■ **Activity**: Restate all of the entries verbatim.

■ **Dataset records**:
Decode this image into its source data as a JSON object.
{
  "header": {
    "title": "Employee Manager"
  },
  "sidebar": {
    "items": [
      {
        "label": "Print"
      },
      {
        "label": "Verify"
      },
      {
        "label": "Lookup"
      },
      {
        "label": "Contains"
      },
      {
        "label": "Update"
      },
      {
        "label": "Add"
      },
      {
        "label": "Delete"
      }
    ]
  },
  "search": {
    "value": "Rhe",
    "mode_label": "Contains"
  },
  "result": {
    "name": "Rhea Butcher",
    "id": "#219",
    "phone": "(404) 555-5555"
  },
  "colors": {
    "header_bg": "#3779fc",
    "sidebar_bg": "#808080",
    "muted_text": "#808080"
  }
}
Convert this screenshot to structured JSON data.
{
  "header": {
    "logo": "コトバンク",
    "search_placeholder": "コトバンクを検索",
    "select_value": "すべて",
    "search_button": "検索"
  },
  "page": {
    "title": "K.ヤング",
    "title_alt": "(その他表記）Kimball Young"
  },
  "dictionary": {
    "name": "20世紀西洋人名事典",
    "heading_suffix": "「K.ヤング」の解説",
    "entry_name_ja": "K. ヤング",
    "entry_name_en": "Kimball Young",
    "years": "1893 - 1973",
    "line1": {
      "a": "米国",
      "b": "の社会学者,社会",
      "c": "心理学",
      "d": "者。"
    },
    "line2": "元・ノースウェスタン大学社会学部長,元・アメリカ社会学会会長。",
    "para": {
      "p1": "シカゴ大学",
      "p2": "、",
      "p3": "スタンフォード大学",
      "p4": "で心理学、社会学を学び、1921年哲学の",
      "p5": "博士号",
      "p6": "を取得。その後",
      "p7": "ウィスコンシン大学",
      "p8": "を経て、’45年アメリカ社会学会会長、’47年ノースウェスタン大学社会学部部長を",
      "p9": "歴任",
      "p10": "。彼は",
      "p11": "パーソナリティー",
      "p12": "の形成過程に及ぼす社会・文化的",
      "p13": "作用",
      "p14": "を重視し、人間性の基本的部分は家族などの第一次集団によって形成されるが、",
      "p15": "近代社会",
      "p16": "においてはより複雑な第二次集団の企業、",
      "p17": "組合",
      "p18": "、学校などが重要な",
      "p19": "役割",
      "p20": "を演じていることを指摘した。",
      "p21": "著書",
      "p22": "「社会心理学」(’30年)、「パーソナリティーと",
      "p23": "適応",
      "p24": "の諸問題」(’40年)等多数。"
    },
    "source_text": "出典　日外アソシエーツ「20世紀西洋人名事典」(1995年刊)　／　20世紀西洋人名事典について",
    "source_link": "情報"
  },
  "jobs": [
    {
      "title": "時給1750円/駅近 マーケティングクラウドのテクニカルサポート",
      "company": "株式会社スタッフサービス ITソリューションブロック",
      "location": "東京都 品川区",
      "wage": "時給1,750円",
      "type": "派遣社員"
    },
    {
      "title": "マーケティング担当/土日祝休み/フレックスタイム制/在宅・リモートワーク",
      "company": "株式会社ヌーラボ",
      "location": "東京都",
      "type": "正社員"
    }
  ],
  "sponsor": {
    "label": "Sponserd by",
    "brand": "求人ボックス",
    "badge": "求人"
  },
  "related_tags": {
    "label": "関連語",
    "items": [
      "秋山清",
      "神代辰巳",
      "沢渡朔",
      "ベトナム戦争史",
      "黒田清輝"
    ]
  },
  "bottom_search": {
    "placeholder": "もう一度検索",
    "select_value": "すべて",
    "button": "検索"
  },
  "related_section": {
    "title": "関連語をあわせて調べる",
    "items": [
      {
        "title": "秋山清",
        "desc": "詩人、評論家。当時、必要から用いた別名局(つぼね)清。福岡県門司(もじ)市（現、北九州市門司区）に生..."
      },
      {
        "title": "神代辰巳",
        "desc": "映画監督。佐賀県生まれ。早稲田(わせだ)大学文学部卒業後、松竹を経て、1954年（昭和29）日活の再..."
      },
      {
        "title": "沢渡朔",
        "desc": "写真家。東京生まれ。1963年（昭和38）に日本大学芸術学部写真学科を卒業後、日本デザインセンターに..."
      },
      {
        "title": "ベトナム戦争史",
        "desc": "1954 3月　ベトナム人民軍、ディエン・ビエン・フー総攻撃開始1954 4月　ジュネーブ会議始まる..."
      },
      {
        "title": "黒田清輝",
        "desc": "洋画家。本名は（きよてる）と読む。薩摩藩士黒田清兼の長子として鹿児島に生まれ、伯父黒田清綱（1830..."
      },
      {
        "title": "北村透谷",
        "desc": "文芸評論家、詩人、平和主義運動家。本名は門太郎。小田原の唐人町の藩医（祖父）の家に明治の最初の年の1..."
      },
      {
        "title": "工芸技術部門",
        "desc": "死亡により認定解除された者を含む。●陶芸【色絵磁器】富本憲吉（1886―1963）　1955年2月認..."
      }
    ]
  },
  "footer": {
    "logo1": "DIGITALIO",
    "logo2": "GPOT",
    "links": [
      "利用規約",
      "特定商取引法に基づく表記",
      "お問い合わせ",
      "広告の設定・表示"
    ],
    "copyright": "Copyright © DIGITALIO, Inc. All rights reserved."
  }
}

■ **Answer box**:
Decode this image into its source data as a JSON object.
{
  "header": {
    "title": "Employee Manager"
  },
  "sidebar": {
    "items": [
      {
        "label": "Print"
      },
      {
        "label": "Verify"
      },
      {
        "label": "Lookup"
      },
      {
        "label": "Contains"
      },
      {
        "label": "Update"
      },
      {
        "label": "Add"
      },
      {
        "label": "Delete"
      }
    ]
  },
  "search": {
    "value": "Rhe",
    "mode_label": "Contains"
  },
  "result": {
    "name": "Rhea Butcher",
    "id": "#219",
    "phone": "(404) 555-5555"
  },
  "colors": {
    "header_bg": "#3779fc",
    "sidebar_bg": "#808080",
    "muted_text": "#808080"
  }
}
Convert this screenshot to structured JSON data.
{
  "header": {
    "logo": "コトバンク",
    "search_placeholder": "コトバンクを検索",
    "select_value": "すべて",
    "search_button": "検索"
  },
  "page": {
    "title": "K.ヤング",
    "title_alt": "(その他表記）Kimball Young"
  },
  "dictionary": {
    "name": "20世紀西洋人名事典",
    "heading_suffix": "「K.ヤング」の解説",
    "entry_name_ja": "K. ヤング",
    "entry_name_en": "Kimball Young",
    "years": "1893 - 1973",
    "line1": {
      "a": "米国",
      "b": "の社会学者,社会",
      "c": "心理学",
      "d": "者。"
    },
    "line2": "元・ノースウェスタン大学社会学部長,元・アメリカ社会学会会長。",
    "para": {
      "p1": "シカゴ大学",
      "p2": "、",
      "p3": "スタンフォード大学",
      "p4": "で心理学、社会学を学び、1921年哲学の",
      "p5": "博士号",
      "p6": "を取得。その後",
      "p7": "ウィスコンシン大学",
      "p8": "を経て、’45年アメリカ社会学会会長、’47年ノースウェスタン大学社会学部部長を",
      "p9": "歴任",
      "p10": "。彼は",
      "p11": "パーソナリティー",
      "p12": "の形成過程に及ぼす社会・文化的",
      "p13": "作用",
      "p14": "を重視し、人間性の基本的部分は家族などの第一次集団によって形成されるが、",
      "p15": "近代社会",
      "p16": "においてはより複雑な第二次集団の企業、",
      "p17": "組合",
      "p18": "、学校などが重要な",
      "p19": "役割",
      "p20": "を演じていることを指摘した。",
      "p21": "著書",
      "p22": "「社会心理学」(’30年)、「パーソナリティーと",
      "p23": "適応",
      "p24": "の諸問題」(’40年)等多数。"
    },
    "source_text": "出典　日外アソシエーツ「20世紀西洋人名事典」(1995年刊)　／　20世紀西洋人名事典について",
    "source_link": "情報"
  },
  "jobs": [
    {
      "title": "時給1750円/駅近 マーケティングクラウドのテクニカルサポート",
      "company": "株式会社スタッフサービス ITソリューションブロック",
      "location": "東京都 品川区",
      "wage": "時給1,750円",
      "type": "派遣社員"
    },
    {
      "title": "マーケティング担当/土日祝休み/フレックスタイム制/在宅・リモートワーク",
      "company": "株式会社ヌーラボ",
      "location": "東京都",
      "type": "正社員"
    }
  ],
  "sponsor": {
    "label": "Sponserd by",
    "brand": "求人ボックス",
    "badge": "求人"
  },
  "related_tags": {
    "label": "関連語",
    "items": [
      "秋山清",
      "神代辰巳",
      "沢渡朔",
      "ベトナム戦争史",
      "黒田清輝"
    ]
  },
  "bottom_search": {
    "placeholder": "もう一度検索",
    "select_value": "すべて",
    "button": "検索"
  },
  "related_section": {
    "title": "関連語をあわせて調べる",
    "items": [
      {
        "title": "秋山清",
        "desc": "詩人、評論家。当時、必要から用いた別名局(つぼね)清。福岡県門司(もじ)市（現、北九州市門司区）に生..."
      },
      {
        "title": "神代辰巳",
        "desc": "映画監督。佐賀県生まれ。早稲田(わせだ)大学文学部卒業後、松竹を経て、1954年（昭和29）日活の再..."
      },
      {
        "title": "沢渡朔",
        "desc": "写真家。東京生まれ。1963年（昭和38）に日本大学芸術学部写真学科を卒業後、日本デザインセンターに..."
      },
      {
        "title": "ベトナム戦争史",
        "desc": "1954 3月　ベトナム人民軍、ディエン・ビエン・フー総攻撃開始1954 4月　ジュネーブ会議始まる..."
      },
      {
        "title": "黒田清輝",
        "desc": "洋画家。本名は（きよてる）と読む。薩摩藩士黒田清兼の長子として鹿児島に生まれ、伯父黒田清綱（1830..."
      },
      {
        "title": "北村透谷",
        "desc": "文芸評論家、詩人、平和主義運動家。本名は門太郎。小田原の唐人町の藩医（祖父）の家に明治の最初の年の1..."
      },
      {
        "title": "工芸技術部門",
        "desc": "死亡により認定解除された者を含む。●陶芸【色絵磁器】富本憲吉（1886―1963）　1955年2月認..."
      }
    ]
  },
  "footer": {
    "logo1": "DIGITALIO",
    "logo2": "GPOT",
    "links": [
      "利用規約",
      "特定商取引法に基づく表記",
      "お問い合わせ",
      "広告の設定・表示"
    ],
    "copyright": "Copyright © DIGITALIO, Inc. All rights reserved."
  }
}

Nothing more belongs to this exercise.